══ Material for this task ══

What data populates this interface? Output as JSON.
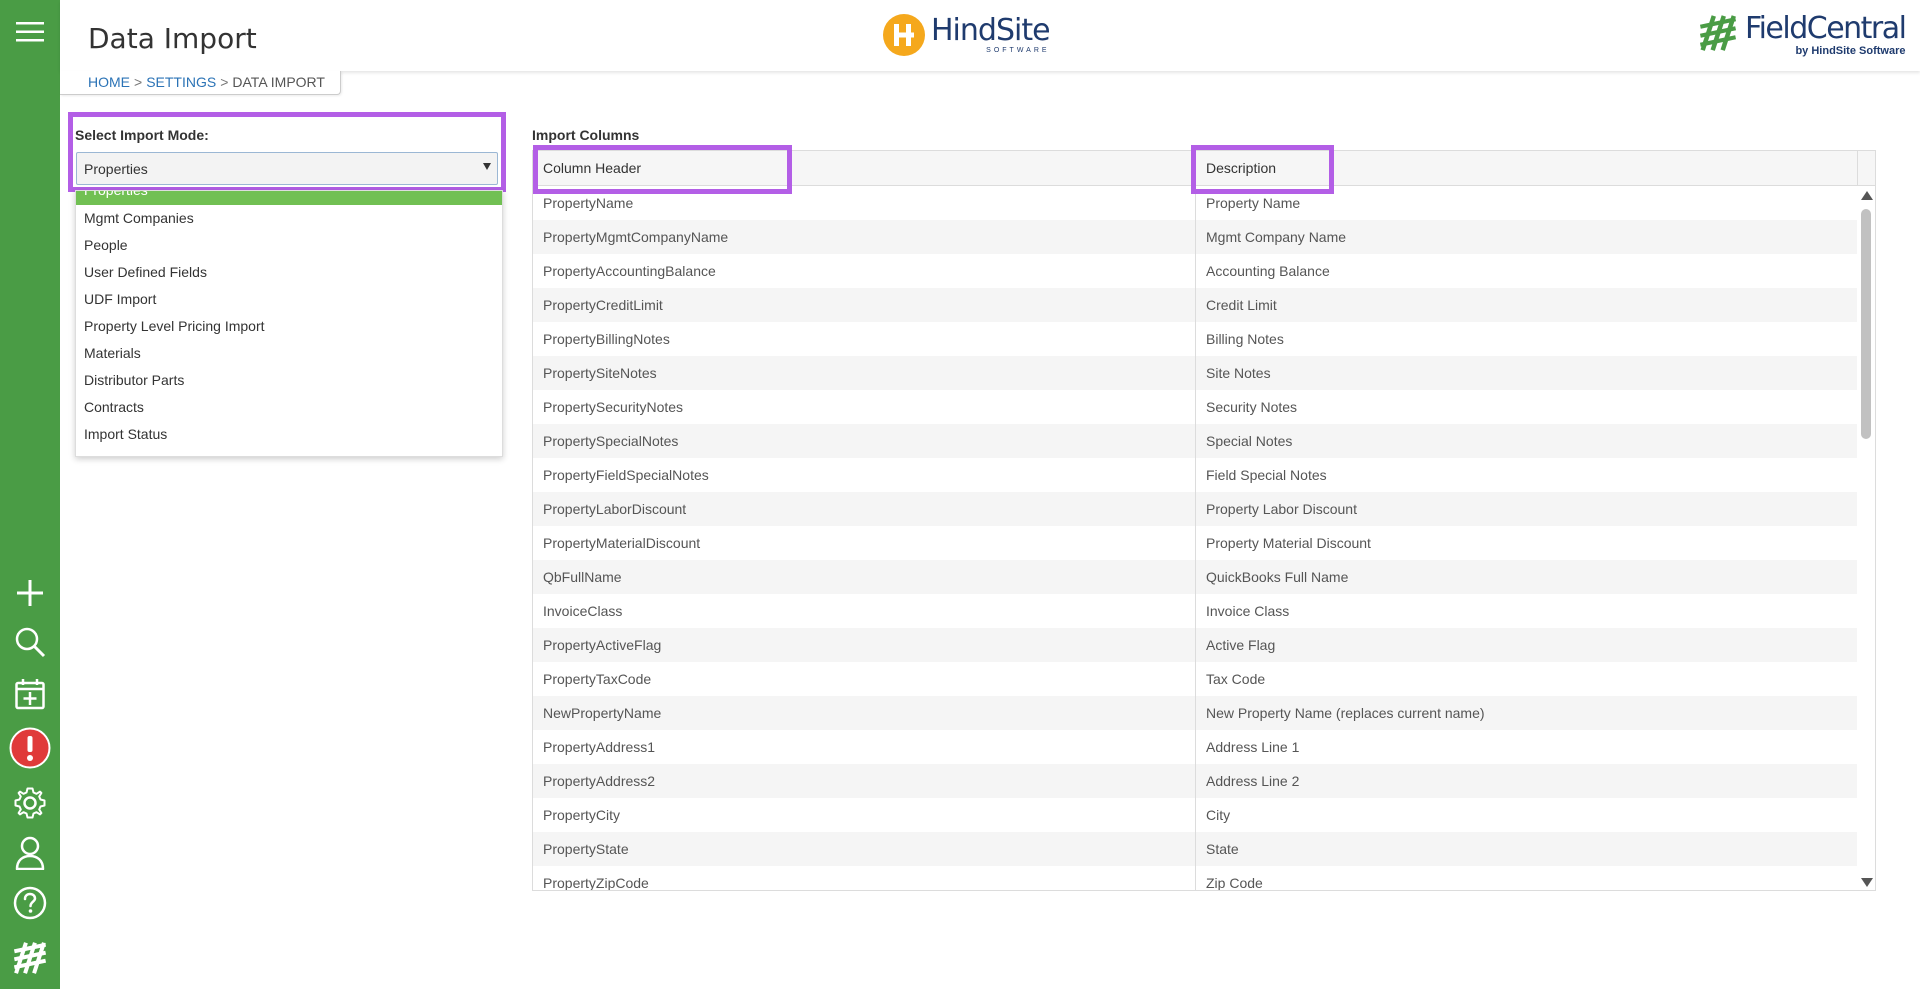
{
  "header": {
    "title": "Data Import",
    "hindsite_logo": {
      "main": "HindSite",
      "sub": "SOFTWARE"
    },
    "fieldcentral_logo": {
      "main": "FieldCentral",
      "sub": "by HindSite Software"
    }
  },
  "breadcrumb": {
    "home": "HOME",
    "settings": "SETTINGS",
    "current": "DATA IMPORT",
    "separator": ">"
  },
  "import_mode": {
    "label": "Select Import Mode:",
    "selected": "Properties",
    "options": [
      "Properties",
      "Mgmt Companies",
      "People",
      "User Defined Fields",
      "UDF Import",
      "Property Level Pricing Import",
      "Materials",
      "Distributor Parts",
      "Contracts",
      "Import Status"
    ]
  },
  "import_columns": {
    "label": "Import Columns",
    "headers": {
      "column": "Column Header",
      "description": "Description"
    },
    "rows": [
      [
        "PropertyName",
        "Property Name"
      ],
      [
        "PropertyMgmtCompanyName",
        "Mgmt Company Name"
      ],
      [
        "PropertyAccountingBalance",
        "Accounting Balance"
      ],
      [
        "PropertyCreditLimit",
        "Credit Limit"
      ],
      [
        "PropertyBillingNotes",
        "Billing Notes"
      ],
      [
        "PropertySiteNotes",
        "Site Notes"
      ],
      [
        "PropertySecurityNotes",
        "Security Notes"
      ],
      [
        "PropertySpecialNotes",
        "Special Notes"
      ],
      [
        "PropertyFieldSpecialNotes",
        "Field Special Notes"
      ],
      [
        "PropertyLaborDiscount",
        "Property Labor Discount"
      ],
      [
        "PropertyMaterialDiscount",
        "Property Material Discount"
      ],
      [
        "QbFullName",
        "QuickBooks Full Name"
      ],
      [
        "InvoiceClass",
        "Invoice Class"
      ],
      [
        "PropertyActiveFlag",
        "Active Flag"
      ],
      [
        "PropertyTaxCode",
        "Tax Code"
      ],
      [
        "NewPropertyName",
        "New Property Name (replaces current name)"
      ],
      [
        "PropertyAddress1",
        "Address Line 1"
      ],
      [
        "PropertyAddress2",
        "Address Line 2"
      ],
      [
        "PropertyCity",
        "City"
      ],
      [
        "PropertyState",
        "State"
      ],
      [
        "PropertyZipCode",
        "Zip Code"
      ]
    ]
  },
  "sidebar": {
    "icons": [
      "menu-icon",
      "plus-icon",
      "search-icon",
      "calendar-add-icon",
      "alert-icon",
      "gear-icon",
      "user-icon",
      "help-icon",
      "fieldcentral-mark-icon"
    ]
  },
  "colors": {
    "sidebar": "#4a9c45",
    "selected_option": "#71c053",
    "highlight": "#b35ee6",
    "alert": "#e03a3a",
    "link": "#2b73b6",
    "brand_navy": "#1f3b6e",
    "brand_orange": "#f5a81c"
  }
}
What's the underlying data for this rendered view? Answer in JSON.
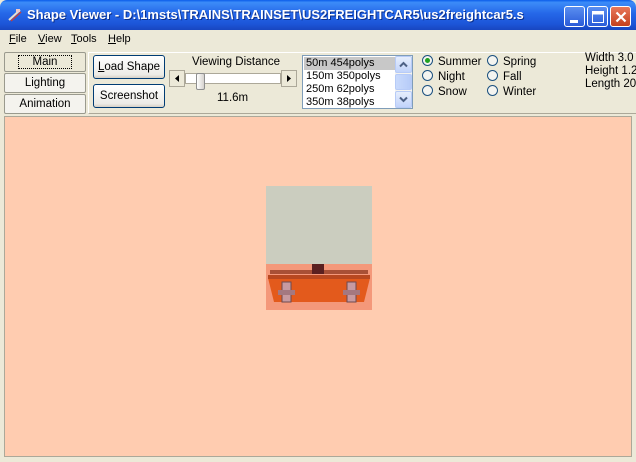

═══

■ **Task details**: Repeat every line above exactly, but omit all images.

■ **Task output**:
What data populates this interface? Output as JSON.
{
  "header": {
    "title": "Data Import",
    "hindsite_logo": {
      "main": "HindSite",
      "sub": "SOFTWARE"
    },
    "fieldcentral_logo": {
      "main": "FieldCentral",
      "sub": "by HindSite Software"
    }
  },
  "breadcrumb": {
    "home": "HOME",
    "settings": "SETTINGS",
    "current": "DATA IMPORT",
    "separator": ">"
  },
  "import_mode": {
    "label": "Select Import Mode:",
    "selected": "Properties",
    "options": [
      "Properties",
      "Mgmt Companies",
      "People",
      "User Defined Fields",
      "UDF Import",
      "Property Level Pricing Import",
      "Materials",
      "Distributor Parts",
      "Contracts",
      "Import Status"
    ]
  },
  "import_columns": {
    "label": "Import Columns",
    "headers": {
      "column": "Column Header",
      "description": "Description"
    },
    "rows": [
      [
        "PropertyName",
        "Property Name"
      ],
      [
        "PropertyMgmtCompanyName",
        "Mgmt Company Name"
      ],
      [
        "PropertyAccountingBalance",
        "Accounting Balance"
      ],
      [
        "PropertyCreditLimit",
        "Credit Limit"
      ],
      [
        "PropertyBillingNotes",
        "Billing Notes"
      ],
      [
        "PropertySiteNotes",
        "Site Notes"
      ],
      [
        "PropertySecurityNotes",
        "Security Notes"
      ],
      [
        "PropertySpecialNotes",
        "Special Notes"
      ],
      [
        "PropertyFieldSpecialNotes",
        "Field Special Notes"
      ],
      [
        "PropertyLaborDiscount",
        "Property Labor Discount"
      ],
      [
        "PropertyMaterialDiscount",
        "Property Material Discount"
      ],
      [
        "QbFullName",
        "QuickBooks Full Name"
      ],
      [
        "InvoiceClass",
        "Invoice Class"
      ],
      [
        "PropertyActiveFlag",
        "Active Flag"
      ],
      [
        "PropertyTaxCode",
        "Tax Code"
      ],
      [
        "NewPropertyName",
        "New Property Name (replaces current name)"
      ],
      [
        "PropertyAddress1",
        "Address Line 1"
      ],
      [
        "PropertyAddress2",
        "Address Line 2"
      ],
      [
        "PropertyCity",
        "City"
      ],
      [
        "PropertyState",
        "State"
      ],
      [
        "PropertyZipCode",
        "Zip Code"
      ]
    ]
  },
  "sidebar": {
    "icons": [
      "menu-icon",
      "plus-icon",
      "search-icon",
      "calendar-add-icon",
      "alert-icon",
      "gear-icon",
      "user-icon",
      "help-icon",
      "fieldcentral-mark-icon"
    ]
  },
  "colors": {
    "sidebar": "#4a9c45",
    "selected_option": "#71c053",
    "highlight": "#b35ee6",
    "alert": "#e03a3a",
    "link": "#2b73b6",
    "brand_navy": "#1f3b6e",
    "brand_orange": "#f5a81c"
  }
}
What's the underlying data for this rendered view? Answer in JSON.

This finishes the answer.